Last week, a Malaysia Airlines flight was shot down over war-torn eastern Ukraine; the U.S. has blamed the deaths on separatists firing a surface-to-air missile. On Wednesday, a Taiwanese plane crashed during a storm, killing 48 people. International airlines also temporarily canceled flights into Tel Aviv this week, citing security concerns amid instability in Gaza.
President Hollande said "there are hypotheses, notably weather-related, but we don't rule out anything because we want to know what happened.
"What we know is that the debris is concentrated in a limited space, but it is too soon to draw conclusions," he added.
Aviation officials lost contact with flight AH 5017 — an MD-83 aircraft, owned by Spanish company Swiftair and leased by Algeria's flagship carrier — less than an hour after it took off for Algeria on Thursday.
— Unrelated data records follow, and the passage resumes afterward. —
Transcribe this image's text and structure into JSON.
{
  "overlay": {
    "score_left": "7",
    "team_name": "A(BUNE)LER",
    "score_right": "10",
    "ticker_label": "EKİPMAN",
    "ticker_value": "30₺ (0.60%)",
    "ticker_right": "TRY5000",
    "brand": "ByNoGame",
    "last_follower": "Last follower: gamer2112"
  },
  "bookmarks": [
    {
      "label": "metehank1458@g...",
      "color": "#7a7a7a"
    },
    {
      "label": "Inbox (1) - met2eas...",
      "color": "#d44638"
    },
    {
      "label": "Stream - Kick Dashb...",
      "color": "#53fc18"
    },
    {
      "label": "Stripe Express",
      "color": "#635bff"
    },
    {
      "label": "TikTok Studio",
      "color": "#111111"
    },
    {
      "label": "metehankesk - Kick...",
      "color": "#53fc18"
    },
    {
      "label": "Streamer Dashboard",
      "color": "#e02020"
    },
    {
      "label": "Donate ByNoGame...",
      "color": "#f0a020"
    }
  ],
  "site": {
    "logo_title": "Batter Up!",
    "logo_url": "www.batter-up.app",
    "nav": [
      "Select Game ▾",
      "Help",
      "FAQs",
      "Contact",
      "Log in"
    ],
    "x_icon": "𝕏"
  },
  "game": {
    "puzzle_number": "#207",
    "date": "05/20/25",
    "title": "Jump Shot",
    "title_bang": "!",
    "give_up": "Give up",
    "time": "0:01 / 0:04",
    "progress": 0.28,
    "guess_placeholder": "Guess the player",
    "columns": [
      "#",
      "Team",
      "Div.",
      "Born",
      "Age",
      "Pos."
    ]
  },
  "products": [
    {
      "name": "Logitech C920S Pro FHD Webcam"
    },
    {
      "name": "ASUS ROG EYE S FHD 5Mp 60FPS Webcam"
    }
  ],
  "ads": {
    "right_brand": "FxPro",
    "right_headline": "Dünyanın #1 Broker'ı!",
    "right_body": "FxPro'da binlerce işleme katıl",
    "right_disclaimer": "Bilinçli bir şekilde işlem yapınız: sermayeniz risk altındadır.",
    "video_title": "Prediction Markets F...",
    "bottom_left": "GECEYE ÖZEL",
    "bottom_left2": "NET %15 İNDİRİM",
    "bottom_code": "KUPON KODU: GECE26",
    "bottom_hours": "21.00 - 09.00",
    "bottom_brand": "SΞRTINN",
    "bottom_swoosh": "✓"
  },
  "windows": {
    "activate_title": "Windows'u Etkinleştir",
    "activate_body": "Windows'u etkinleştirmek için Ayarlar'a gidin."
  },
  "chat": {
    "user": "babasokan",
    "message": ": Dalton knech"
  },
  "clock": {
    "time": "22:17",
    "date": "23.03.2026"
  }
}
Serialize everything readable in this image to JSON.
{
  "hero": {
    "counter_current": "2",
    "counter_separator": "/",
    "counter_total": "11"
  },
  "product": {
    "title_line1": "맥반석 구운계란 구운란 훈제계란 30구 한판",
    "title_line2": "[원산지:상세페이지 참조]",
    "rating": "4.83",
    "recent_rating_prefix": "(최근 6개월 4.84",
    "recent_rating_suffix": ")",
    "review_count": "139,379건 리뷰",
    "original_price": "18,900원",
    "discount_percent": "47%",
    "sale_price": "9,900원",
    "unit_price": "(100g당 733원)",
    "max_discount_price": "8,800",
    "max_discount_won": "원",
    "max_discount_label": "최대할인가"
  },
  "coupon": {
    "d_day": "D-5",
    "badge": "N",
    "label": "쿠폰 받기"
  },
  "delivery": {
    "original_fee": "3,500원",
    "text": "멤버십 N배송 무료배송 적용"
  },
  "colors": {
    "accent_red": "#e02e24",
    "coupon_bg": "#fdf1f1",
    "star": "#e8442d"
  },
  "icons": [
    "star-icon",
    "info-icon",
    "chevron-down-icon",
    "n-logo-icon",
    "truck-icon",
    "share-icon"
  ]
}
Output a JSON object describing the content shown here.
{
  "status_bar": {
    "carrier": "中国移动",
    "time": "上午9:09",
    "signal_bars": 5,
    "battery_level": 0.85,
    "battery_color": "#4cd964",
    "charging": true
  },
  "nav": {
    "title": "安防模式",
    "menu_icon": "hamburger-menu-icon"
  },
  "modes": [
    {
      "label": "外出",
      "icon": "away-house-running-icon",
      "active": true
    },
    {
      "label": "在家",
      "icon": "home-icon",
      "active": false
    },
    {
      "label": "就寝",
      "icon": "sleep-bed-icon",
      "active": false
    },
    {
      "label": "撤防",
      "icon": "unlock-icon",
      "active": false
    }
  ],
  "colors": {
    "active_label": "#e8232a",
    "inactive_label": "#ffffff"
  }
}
The disappearance came after a request by the pilot to change course due to bad weather.
"The aircraft was destroyed at the moment it crashed," French Interior Minister Bernard Cazeneuve told RTL radio.
French Transport Minister Frederic Cuvillier said the strong smell of aircraft fuel at the crash site and the fact that the debris was scattered over a relatively small area also suggested the cause of the crash was linked to weather, a technical problem or an accumulation of such factors.
"We exclude — and have done so from the start — any ground strike," Cuvillier told France 2 television.
Malian President Ibrahim Boubacar Keita was due to visit the crash site later Friday.
A team from France's Accident Investigation Bureau has been sent to Mali, Hollande said.
A French Reaper drone based in Niger initially spotted the wreckage, French Transport Minister Frederic Cuvillier told France-Info radio on Friday. Two helicopter teams also flew over, noting that the wreckage was in a concentrated area. A column of soldiers in some 30 vehicles were dispatched to the site, he said.
"We sent men, with the agreement of the Mali government, to the site, and they found the wreckage of the plane with the help of the inhabitants of the area," said Gen. Gilbert Diendere, a close aide to Burkina Faso President Blaise Compaore and head of the crisis committee set up to investigate the flight.
The pilots had sent a final message to ask Niger air control to change its route because of heavy rain, Burkina Faso Transport Minister Jean Bertin Ouedraogo said Thursday.
The vast deserts and mountains of northern Mali fell under control of ethnic Tuareg separatists and then Al-Qaeda-linked armed fighters after a military coup in 2012.
French forces intervened in January 2013 to rout rebels controlling the region. A French soldier was killed earlier this month near the major town of Gao, where French troops remain.
The intervention scattered the rebels, but the Tuaregs have pushed back against the authority of the Bamako-based government. Meanwhile, the threat from Islamic rebels hasn't disappeared, and France is giving its troops a new and larger anti-militant mission across the region.
Al Jazeera and wire services